SpaceX’s newly launched capsule with four astronauts docked with the International Space Station, home of the crew, for the next six months.
The Dragon capsule arrived at 11.01 pm ET after 27 hours, a fully automated flight from NASA’s Kennedy Space Center in Florida. After “sunset” there was a brief delay after throwing shadows in the docking area, making it more difficult for the crew to monitor the process.
The linkup occurred 262 miles (422 km) from Idaho.
Oh, what a nice sound when space station astronaut Kate Rubins called Dragon commander Mike Hopkins to radio contact for the first time. “We can’t wait to have you on board,” he said after the two spacecraft were abandoned simultaneously.
As they prepared for the space station linkup, the Dragon Crew descended over 250 miles of live New Zealand live window views and the spectacular blue, cloud-streaked Pacific.
“Looks amazing,” mission control radio from SpaceX headquarters in Hawthorne, California. “It looks amazing from here too,” Hopkins answered.
This is the first time Elon Musk’s company has given a crew for a full half-year station stay.
Three American and one Japanese astronauts will remain in the orbiting laboratory until their replacement on another dragon capsule in April. And so it will transport astronauts – and eventually Boeing – with SpaceX in a kind of galactic taxi service to and from the station for NASA.
Hopkins and his crew – Victor Glover, Shannon Walker and Japan’s Soichi Noguchi – joined two Russians and an American who flew to the space station from Kazakhstan last month. Glover would be the first African-American to go on a long haul. For the first time ever, Glover was presented his gold astronaut pin on Monday.
The four named their capsule Resilience to provide hope and inspiration for the entire world during a particularly difficult year.
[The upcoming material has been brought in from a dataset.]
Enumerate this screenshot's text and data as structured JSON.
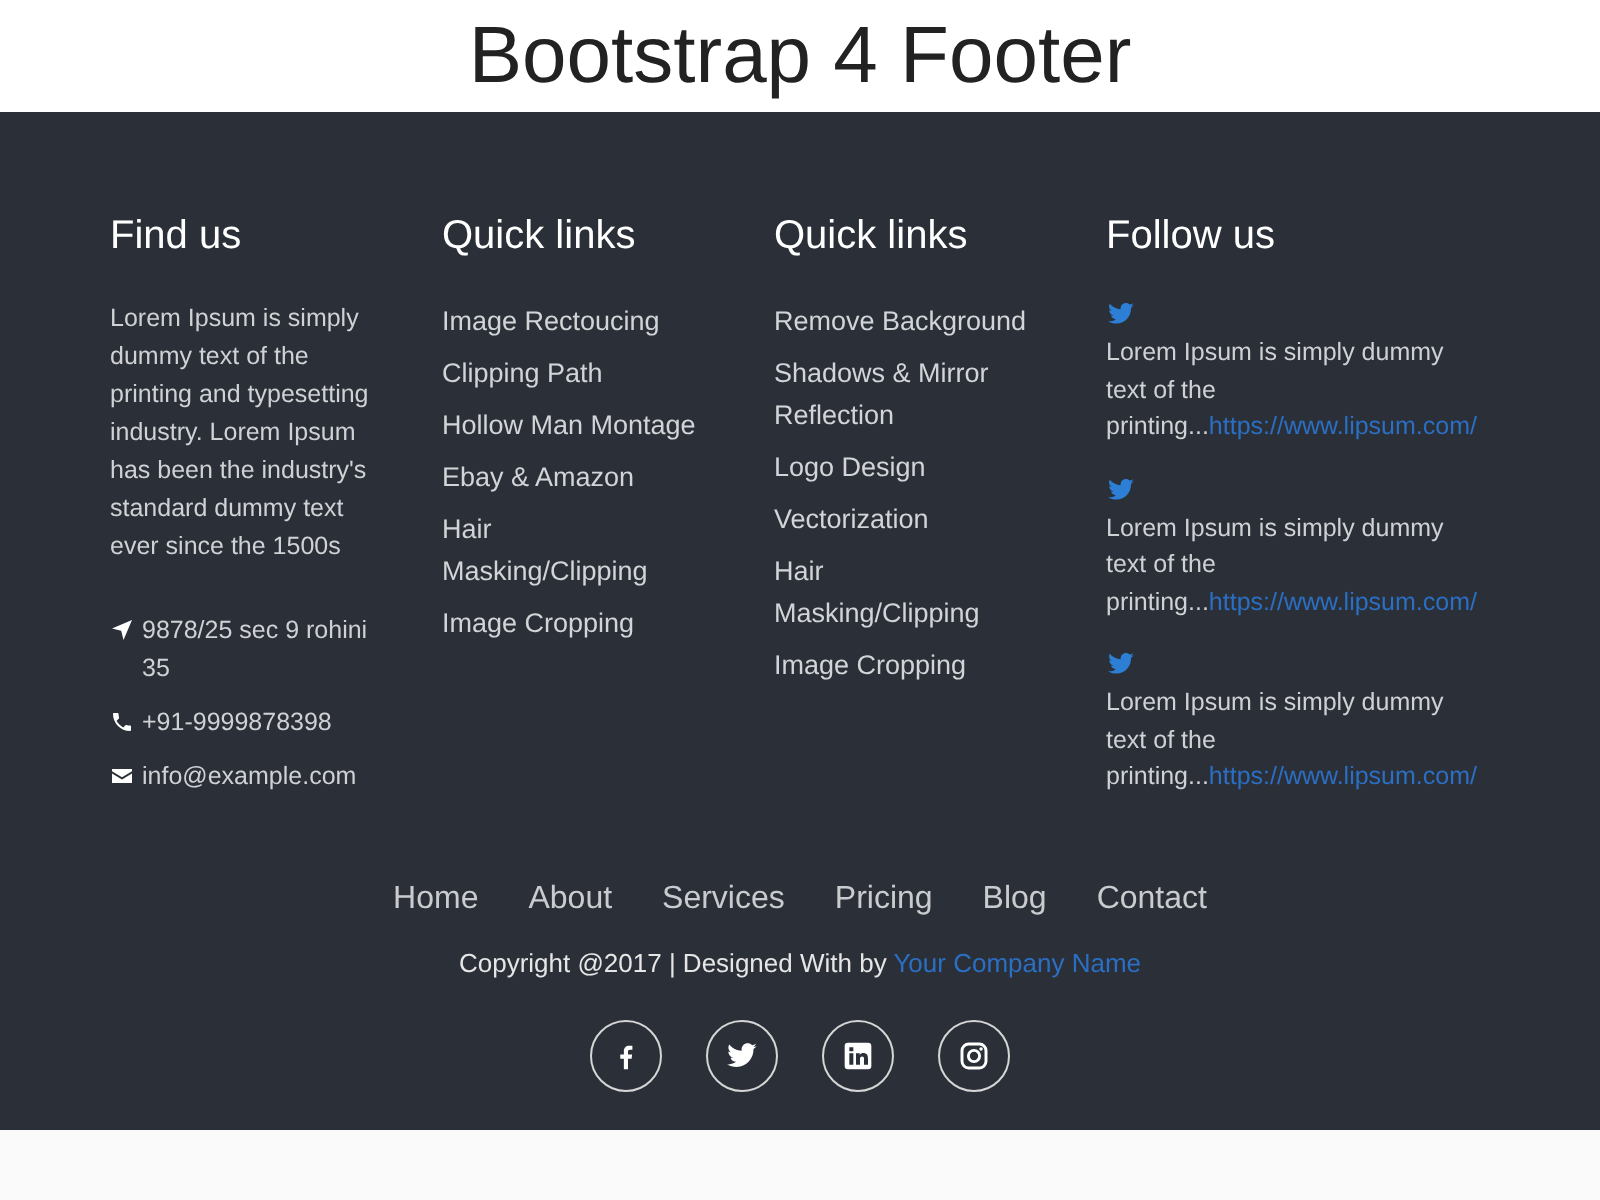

He broadcast a tour of his capsule on Monday showing the touchscreen controls and storage areas.
Walker said it was a bit tight for him to compare the two astronauts in the test flight. “We dance around each other to stay out of the way of each other,” she said.
For early Sunday, NASA kept guests to a minimum due to coronovirus, and even Musk had to abstain from tweeting, as he was “most likely” transitioned. He was replaced in his official launch duties by SpaceX president Gwenne Shotwell, who assured reporters that he was too far along on Sunday night’s action, though far from it.
As they prepared for the space station linkup, the Dragon Crew gobbled down the New Zealand live window view and the spectacular blue, cloud-streaked Pacific 250 miles (400 km).
“Looks amazing,” mission control radio from SpaceX headquarters in Hawthorne, California.
“It looks amazing from here too,” Hopkins answered.